What sort of evidence can confer the strongest support to a hypothesis? A natural answer is that the evidence entails the hypothesis. Roush claims that the likelihood ratio measure of degree of incremental support can deliver this intuitively natural result, and regards it as unifying “[the] account of induction and deduction in the only way that makes sense”. In this paper, we highlight a difficulty in the treatment of this case, and question the great significance that is attached to this (...) 

The present paper investigates the first step of rational belief acquisition. It, thus, focuses on justificatory relations between perceptual experiences and perceptual beliefs, and between their contents, respectively. In particular, the paper aims at outlining how it is possible to reason from the content of perceptual experiences to the content of perceptual beliefs. The paper thereby approaches this aim by combining a formal epistemology perspective with an eye towards recent advances in philosophy of cognition. Furthermore the paper restricts its focus, (...) 

Probabilistic dependence and independence are among the key concepts of Bayesian epistemology. This paper focuses on the study of one specific quantitative notion of probabilistic dependence. More specifically, section 1 introduces Keynes’s coefficient of dependence and shows how it is related to pivotal aspects of scientific reasoning such as confirmation, coherence, the explanatory and unificatory power of theories, and the diversity of evidence. The intimate connection between Keynes’s coefficient of dependence and scientific reasoning raises the question of how Keynes’s coefficient (...) 

Any theory of confirmation must answer the following question: what is the purpose of its conception of confirmation for scientific inquiry? In this article, we argue that no Bayesian conception of confirmation can be used for its primary intended purpose, which we take to be making a claim about how worthy of belief various hypotheses are. Then we consider a different use to which Bayesian confirmation might be put, namely, determining the epistemic value of experimental outcomes, and thus to decide (...) 

A characterization of epistemic rationality, or epistemic justification, is typically taken to require a process of conceptual clarification, and is seen as comprising the core of a theory of (epistemic) rationality. I propose to explicate the concept of rationality. / It is essential, I argue, that the normativity of rationality, and the purpose, or goal, for which the particular theory of rationality is being proposed, is taken into account when explicating the concept of rationality. My position thus amounts to an (...) 

In everyday life and in science we acquire evidence of evidence and based on this new evidence we often change our epistemic states.

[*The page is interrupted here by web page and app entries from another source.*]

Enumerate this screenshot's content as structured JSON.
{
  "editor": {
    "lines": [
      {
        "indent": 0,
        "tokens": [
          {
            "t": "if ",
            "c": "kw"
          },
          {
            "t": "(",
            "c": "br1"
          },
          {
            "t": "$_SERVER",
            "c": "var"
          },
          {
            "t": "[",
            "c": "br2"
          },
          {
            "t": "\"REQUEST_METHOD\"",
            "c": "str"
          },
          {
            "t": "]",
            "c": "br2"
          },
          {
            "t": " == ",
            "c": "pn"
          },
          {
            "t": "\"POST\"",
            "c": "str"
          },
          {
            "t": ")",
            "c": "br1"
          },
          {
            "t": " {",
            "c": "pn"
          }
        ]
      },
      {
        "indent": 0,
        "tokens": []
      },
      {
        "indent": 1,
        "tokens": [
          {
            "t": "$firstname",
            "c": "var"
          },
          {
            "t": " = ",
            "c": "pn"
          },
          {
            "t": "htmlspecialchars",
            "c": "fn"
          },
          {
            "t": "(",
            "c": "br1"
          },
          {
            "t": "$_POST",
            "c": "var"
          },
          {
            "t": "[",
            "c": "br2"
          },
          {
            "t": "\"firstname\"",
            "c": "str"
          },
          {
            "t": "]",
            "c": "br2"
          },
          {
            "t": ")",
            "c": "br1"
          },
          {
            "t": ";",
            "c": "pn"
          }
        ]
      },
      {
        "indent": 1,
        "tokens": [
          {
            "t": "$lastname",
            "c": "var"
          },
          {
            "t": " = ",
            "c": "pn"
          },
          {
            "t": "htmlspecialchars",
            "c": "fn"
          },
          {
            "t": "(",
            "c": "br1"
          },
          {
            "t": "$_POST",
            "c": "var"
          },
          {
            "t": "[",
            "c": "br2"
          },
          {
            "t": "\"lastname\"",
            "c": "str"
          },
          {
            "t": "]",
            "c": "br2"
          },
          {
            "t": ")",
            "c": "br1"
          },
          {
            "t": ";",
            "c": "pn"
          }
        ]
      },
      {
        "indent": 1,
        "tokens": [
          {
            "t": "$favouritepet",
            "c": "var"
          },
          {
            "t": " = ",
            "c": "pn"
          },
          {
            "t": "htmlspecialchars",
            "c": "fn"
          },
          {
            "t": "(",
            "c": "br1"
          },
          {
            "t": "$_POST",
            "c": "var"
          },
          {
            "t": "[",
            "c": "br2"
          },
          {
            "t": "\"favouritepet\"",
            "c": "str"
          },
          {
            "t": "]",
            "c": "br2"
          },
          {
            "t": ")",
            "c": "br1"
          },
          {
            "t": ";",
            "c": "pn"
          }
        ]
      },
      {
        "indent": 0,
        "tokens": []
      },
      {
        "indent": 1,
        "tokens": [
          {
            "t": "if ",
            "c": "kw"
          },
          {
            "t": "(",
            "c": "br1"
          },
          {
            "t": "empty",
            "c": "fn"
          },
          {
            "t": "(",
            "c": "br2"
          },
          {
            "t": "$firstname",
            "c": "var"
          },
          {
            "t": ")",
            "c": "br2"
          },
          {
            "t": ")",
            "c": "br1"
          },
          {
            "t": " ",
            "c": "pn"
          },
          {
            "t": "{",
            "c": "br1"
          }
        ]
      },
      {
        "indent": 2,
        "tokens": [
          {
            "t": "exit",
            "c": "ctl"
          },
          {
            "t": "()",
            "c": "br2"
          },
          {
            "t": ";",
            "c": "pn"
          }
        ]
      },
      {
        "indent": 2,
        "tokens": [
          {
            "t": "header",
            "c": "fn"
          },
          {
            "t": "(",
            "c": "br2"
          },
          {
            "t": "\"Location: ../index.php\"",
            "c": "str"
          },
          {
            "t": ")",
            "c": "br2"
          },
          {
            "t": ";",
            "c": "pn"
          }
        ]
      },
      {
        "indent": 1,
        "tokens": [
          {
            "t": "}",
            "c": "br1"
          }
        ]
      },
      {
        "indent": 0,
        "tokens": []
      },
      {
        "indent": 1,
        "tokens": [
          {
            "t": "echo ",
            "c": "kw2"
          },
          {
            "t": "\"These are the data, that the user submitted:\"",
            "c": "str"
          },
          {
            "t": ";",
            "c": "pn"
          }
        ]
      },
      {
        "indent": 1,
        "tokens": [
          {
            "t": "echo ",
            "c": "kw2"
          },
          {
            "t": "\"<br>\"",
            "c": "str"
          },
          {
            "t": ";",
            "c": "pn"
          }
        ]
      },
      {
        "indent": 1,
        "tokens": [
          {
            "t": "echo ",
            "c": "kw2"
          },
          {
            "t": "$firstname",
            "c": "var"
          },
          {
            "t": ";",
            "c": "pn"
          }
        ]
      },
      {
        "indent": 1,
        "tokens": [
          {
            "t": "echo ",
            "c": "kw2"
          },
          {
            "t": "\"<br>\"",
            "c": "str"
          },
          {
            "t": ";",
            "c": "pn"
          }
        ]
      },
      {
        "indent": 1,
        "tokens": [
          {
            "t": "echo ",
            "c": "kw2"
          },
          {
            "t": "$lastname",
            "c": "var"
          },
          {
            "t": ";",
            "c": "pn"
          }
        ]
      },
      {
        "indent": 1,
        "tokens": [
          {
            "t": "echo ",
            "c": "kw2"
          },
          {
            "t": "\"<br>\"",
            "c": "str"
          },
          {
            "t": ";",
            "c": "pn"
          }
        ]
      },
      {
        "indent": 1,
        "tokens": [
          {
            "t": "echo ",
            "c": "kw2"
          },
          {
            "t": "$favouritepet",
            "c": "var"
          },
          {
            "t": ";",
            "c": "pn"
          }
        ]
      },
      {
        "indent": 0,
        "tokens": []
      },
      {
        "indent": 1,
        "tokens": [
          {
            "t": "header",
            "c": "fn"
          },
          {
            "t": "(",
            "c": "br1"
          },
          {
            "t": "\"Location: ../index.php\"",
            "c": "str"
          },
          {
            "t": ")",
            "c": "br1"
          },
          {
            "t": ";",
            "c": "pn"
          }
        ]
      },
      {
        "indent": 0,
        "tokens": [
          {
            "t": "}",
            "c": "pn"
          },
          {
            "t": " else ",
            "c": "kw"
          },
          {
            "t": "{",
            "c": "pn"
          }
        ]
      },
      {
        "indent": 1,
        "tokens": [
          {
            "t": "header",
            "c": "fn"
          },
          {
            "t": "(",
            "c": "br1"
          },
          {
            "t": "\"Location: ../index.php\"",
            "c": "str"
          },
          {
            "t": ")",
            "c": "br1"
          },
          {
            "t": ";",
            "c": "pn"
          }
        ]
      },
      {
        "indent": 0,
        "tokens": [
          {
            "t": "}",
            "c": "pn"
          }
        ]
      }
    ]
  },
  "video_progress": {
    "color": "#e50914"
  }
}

An assumption underlying such practice is that the following EEE Slogan is correct: 'evidence of evidence is evidence' (Feldman 2007, p. 208). We suggest that evidence of evidence is best understood as higherorder evidence about the epistemic state of agents. In order to model evidence of evidence we introduce a new powerful framework for modelling epistemic states, Dyadic (...) 

Jan Sprenger and Stephan Hartmann offer a fresh approach to central topics in philosophy of science, including causation, explanation, evidence, and scientific models. Their Bayesian approach uses the concept of degrees of belief to explain and to elucidate manifold aspects of scientific reasoning. 

There are numerous (Bayesian) confirmation measures in the literature. Festa provides a formal characterization of a certain class of such measures. He calls the members of this class “incremental measures”. Festa then introduces six rather interesting properties called “Matthew properties” and puts forward two theses, hereafter “T1” and “T2”, concerning which of the various extant incremental measures have which of the various Matthew properties. Festa’s discussion is potentially helpful with the problem of measure sensitivity. I argue, that, while Festa’s discussion (...)